for the sale of dual use items; others argue that the reliability of such government assurances is suspect. Moreover, investigations and prosecution of end-use violations are difficult to conduct when the top priority is to protect intelligence sources and methods.
The effectiveness of this regime would be improved if conditions for approved exports and sanctions against the importing parties for violations of the export conditions were made standard and public among regime members. It is also important to include other major suppliers in the regime, but this is unlikely to happen, or to lead to greater effectiveness, until existing internal disputes are resolved.
The structure of the MTCR is an impediment to its effectiveness as well. An ad hoc demarche process for export denials and an erratic meeting schedule contribute to licensing discrepancies and engender too many urgent bilateral meetings. If left unresolved, this problem would be complicated further as the number of participants increased.
The primary arguments against a more structured regime and an expanded membership have been the relative standing of existing missile capabilities as either appropriate or inappropriate depending on the military and political alliances to which the end-user countries belong and the sensitive nature of the intelligence that contributes to identifying the regime's targets. As long as the regime continues to focus on inappropriate end users, political-military alliance and shared intelligence will remain the most critical elements of cooperation. Nevertheless, regime partners often disagree on the translation of mutual security and intelligence analysis into trade decisions. The future direction of this regime is clearly a trade-off between (a) attempting to identify and subsequently embargo specific nonpeaceful missile delivery systems in a very closed and limited environment or (b) more broadly and publicly defining regime goals and proscribed end uses in the global context. The nature of the regime will determine the attitude of nonregime countries toward cooperation.

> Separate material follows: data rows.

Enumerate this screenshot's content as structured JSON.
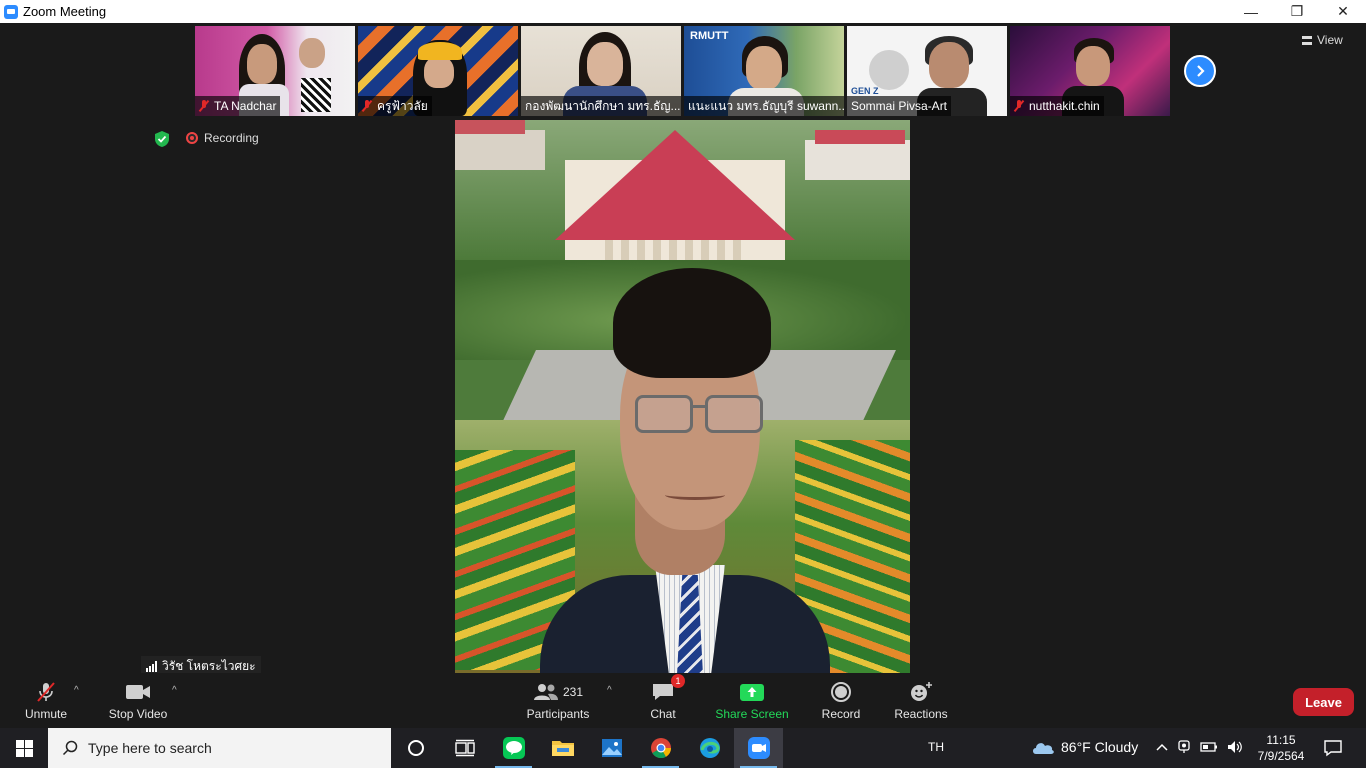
{
  "window": {
    "title": "Zoom Meeting",
    "minimize": "—",
    "restore": "❐",
    "close": "✕"
  },
  "stage": {
    "view_label": "View",
    "recording_label": "Recording",
    "thumbnails": [
      {
        "name": "TA Nadchar",
        "muted": true
      },
      {
        "name": "ครูฟ้าวลัย",
        "muted": true
      },
      {
        "name": "กองพัฒนานักศึกษา มทร.ธัญ...",
        "muted": false
      },
      {
        "name": "แนะแนว มทร.ธัญบุรี suwann...",
        "muted": false
      },
      {
        "name": "Sommai Pivsa-Art",
        "muted": false
      },
      {
        "name": "nutthakit.chin",
        "muted": true
      }
    ],
    "thumb_text": {
      "rmutt_logo": "RMUTT",
      "gen_z": "GEN Z"
    },
    "active_speaker": "วิรัช  โหตระไวศยะ"
  },
  "toolbar": {
    "unmute": "Unmute",
    "stop_video": "Stop Video",
    "participants": "Participants",
    "participant_count": "231",
    "chat": "Chat",
    "chat_badge": "1",
    "share_screen": "Share Screen",
    "record": "Record",
    "reactions": "Reactions",
    "leave": "Leave",
    "caret": "^"
  },
  "taskbar": {
    "search_placeholder": "Type here to search",
    "language": "TH",
    "weather": "86°F  Cloudy",
    "time": "11:15",
    "date": "7/9/2564"
  },
  "colors": {
    "accent": "#2d8cff",
    "leave": "#c4202a",
    "share": "#23d959",
    "muted": "#e02828"
  }
}
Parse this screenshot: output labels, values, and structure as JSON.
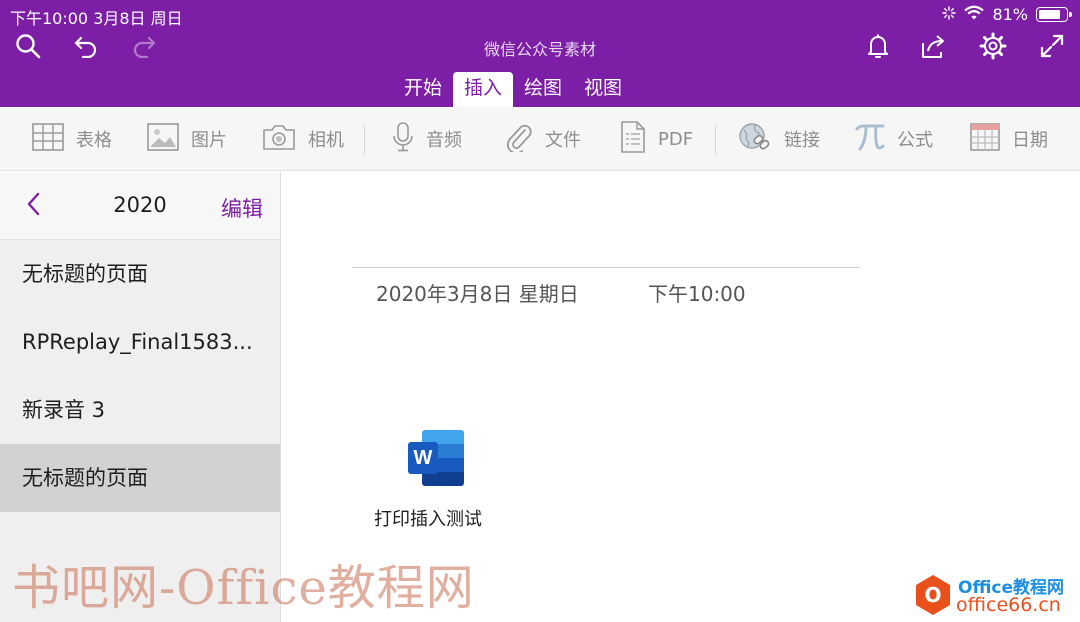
{
  "status": {
    "time_date": "下午10:00   3月8日 周日",
    "battery": "81%",
    "battery_level": 0.81
  },
  "header": {
    "notebook_title": "微信公众号素材",
    "icons_left": [
      "search-icon",
      "undo-icon",
      "redo-icon"
    ],
    "icons_right": [
      "bell-icon",
      "share-icon",
      "gear-icon",
      "fullscreen-icon"
    ]
  },
  "ribbon": {
    "tabs": [
      {
        "label": "开始",
        "active": false
      },
      {
        "label": "插入",
        "active": true
      },
      {
        "label": "绘图",
        "active": false
      },
      {
        "label": "视图",
        "active": false
      }
    ]
  },
  "toolbar": {
    "items": [
      {
        "label": "表格",
        "icon": "table-icon"
      },
      {
        "label": "图片",
        "icon": "picture-icon"
      },
      {
        "label": "相机",
        "icon": "camera-icon"
      },
      {
        "label": "音频",
        "icon": "microphone-icon"
      },
      {
        "label": "文件",
        "icon": "paperclip-icon"
      },
      {
        "label": "PDF",
        "icon": "pdf-icon"
      },
      {
        "label": "链接",
        "icon": "link-icon"
      },
      {
        "label": "公式",
        "icon": "pi-icon"
      },
      {
        "label": "日期",
        "icon": "calendar-icon"
      }
    ]
  },
  "sidebar": {
    "title": "2020",
    "edit_label": "编辑",
    "pages": [
      {
        "label": "无标题的页面",
        "selected": false
      },
      {
        "label": "RPReplay_Final1583...",
        "selected": false
      },
      {
        "label": "新录音 3",
        "selected": false
      },
      {
        "label": "无标题的页面",
        "selected": true
      }
    ]
  },
  "note": {
    "date": "2020年3月8日 星期日",
    "time": "下午10:00",
    "attachment": {
      "name": "打印插入测试",
      "icon": "word-file-icon",
      "badge": "W"
    }
  },
  "watermarks": {
    "site_text": "书吧网-Office教程网",
    "logo_line1": "Office教程网",
    "logo_line2": "office66.cn",
    "logo_mark": "O"
  },
  "colors": {
    "brand_purple": "#7c1fa6",
    "toolbar_text": "#8e8e8e",
    "selected_page": "#d2d2d2"
  }
}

The Australia Group has been operating as an interim mechanism in anticipation of completion of the Chemical Weapons Convention (CWC). The final details of the convention are still being negotiated, but the broad outlines are clear. The production and possession of chemical weapons will be banned (use is already banned under the Geneva accords). The convention will likely hold signatory governments explicitly responsible for reporting to a secretariat on all international trade in specific chemical precursors. It is unclear what explicit responsibility signatory governments will have in reviewing or constraining trade in identified precursors with nonsignatories. To date, process